As always, Sunday is break glass in case of emergency day, so depending on your team's situation, everyone is in play. That said, it would take a very desperate set of circumstances to venture into Coors Field for either Alex Wood or Jordan Lyles. Add Alfredo Simon facing the Cubs to that, with Scott Feldman taking on the Boston Red Sox a borderline call.


Lather, rinse, repeat: A couple of mediocre-at-best hurlers are taking the hill at Coors Field. To be fair, Alex Wood as flashed periods of effectiveness. But still, the right-handed Rockies' brigade of DJ LeMahieu, Trevor Story, Nolan Arenado, Mark Reynolds and Ryan Raburn are licking their chops at the thought of facing the susceptible southpaw. On the other side, the Los Angeles Dodgers lefties, including Adrian Gonzalez and Joc Pederson, are anxious to take aim against Jordan Lyles.

Alfredo Simon is just a placeholder until the Reds' young stable of arms is either healthy enough (or just plain ready) to pitch in the bigs. As such, there's always the risk of the club hanging Simon out to dry, to take one for the team. This really benefits a deep lineup such as the Cubs', so consider everyone in play.

Will the real Shane Greene please stand up? Greene has also been effective in the past, but until he can display consistency, a team that rakes against righties like the Indians will be a threat. Starting with new leadoff hitter Carlos Santana and followed by Jason Kipnis and Francisco Lindor, the Tribe should be in for a productive day.

The Toronto Blue Jays haven't yet clicked as a team, coming off of a campaign in which they lapped the field with 891 runs scored. A date with lefty Eric Surkamp at Rogers Centre sounds like the ideal panacea for Josh Donaldson, Jose Bautista, Edwin Encarnacion and Troy Tulowitzki to recall the echoes of 2015 as a unit.

It's with some reticence that the Pittsburgh Pirates are highlighted here, since Robbie Ray is a few less walks away from taking the next step; so perhaps this is best framed as a contrarian stack on a day where there is a treasure trove of good hitting scenarios. The Bucs handle righties very well, so pick and choose from top to bottom.

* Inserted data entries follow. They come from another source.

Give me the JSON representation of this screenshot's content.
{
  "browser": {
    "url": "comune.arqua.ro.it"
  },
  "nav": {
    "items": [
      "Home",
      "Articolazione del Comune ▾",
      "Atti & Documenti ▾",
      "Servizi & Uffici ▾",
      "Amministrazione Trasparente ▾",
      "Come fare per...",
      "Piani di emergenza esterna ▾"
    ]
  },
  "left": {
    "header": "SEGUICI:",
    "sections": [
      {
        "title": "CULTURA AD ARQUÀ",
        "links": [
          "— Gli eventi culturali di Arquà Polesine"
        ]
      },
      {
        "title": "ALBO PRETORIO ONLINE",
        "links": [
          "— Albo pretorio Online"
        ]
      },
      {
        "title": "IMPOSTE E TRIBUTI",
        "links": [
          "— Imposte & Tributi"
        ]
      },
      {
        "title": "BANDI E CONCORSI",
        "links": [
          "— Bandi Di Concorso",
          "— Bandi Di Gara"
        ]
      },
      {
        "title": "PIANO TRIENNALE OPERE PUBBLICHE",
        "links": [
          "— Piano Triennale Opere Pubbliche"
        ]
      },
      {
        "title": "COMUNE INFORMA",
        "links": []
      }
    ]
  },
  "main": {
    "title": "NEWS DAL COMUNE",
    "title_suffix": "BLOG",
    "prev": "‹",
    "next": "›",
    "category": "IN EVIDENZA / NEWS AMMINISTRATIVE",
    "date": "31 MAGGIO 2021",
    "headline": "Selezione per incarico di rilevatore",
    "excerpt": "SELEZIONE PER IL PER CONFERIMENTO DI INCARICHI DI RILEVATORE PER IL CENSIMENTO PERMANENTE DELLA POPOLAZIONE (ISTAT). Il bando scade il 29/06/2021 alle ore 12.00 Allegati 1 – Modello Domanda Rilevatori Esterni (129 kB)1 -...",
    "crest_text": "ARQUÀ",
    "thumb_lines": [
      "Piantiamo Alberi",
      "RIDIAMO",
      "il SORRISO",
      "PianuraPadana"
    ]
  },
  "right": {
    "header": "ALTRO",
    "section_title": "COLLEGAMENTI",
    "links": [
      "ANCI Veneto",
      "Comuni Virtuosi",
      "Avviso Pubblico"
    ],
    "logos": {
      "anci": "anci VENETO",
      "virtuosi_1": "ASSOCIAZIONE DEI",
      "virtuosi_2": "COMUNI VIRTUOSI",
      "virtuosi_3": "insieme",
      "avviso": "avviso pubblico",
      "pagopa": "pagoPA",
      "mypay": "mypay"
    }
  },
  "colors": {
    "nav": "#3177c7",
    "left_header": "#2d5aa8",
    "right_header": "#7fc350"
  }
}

Most likely to hit a home run: Anthony Rizzo isn't hitting for average, but he is hitting for power -- and facing Alfredo Simon -- so he has the chance to do both.

Most likely to steal a base: The hard part will be getting on with Drew Smyly on the hill. The easy part will be Jacoby Ellsbury running on either Hank Conger or Curt Casali.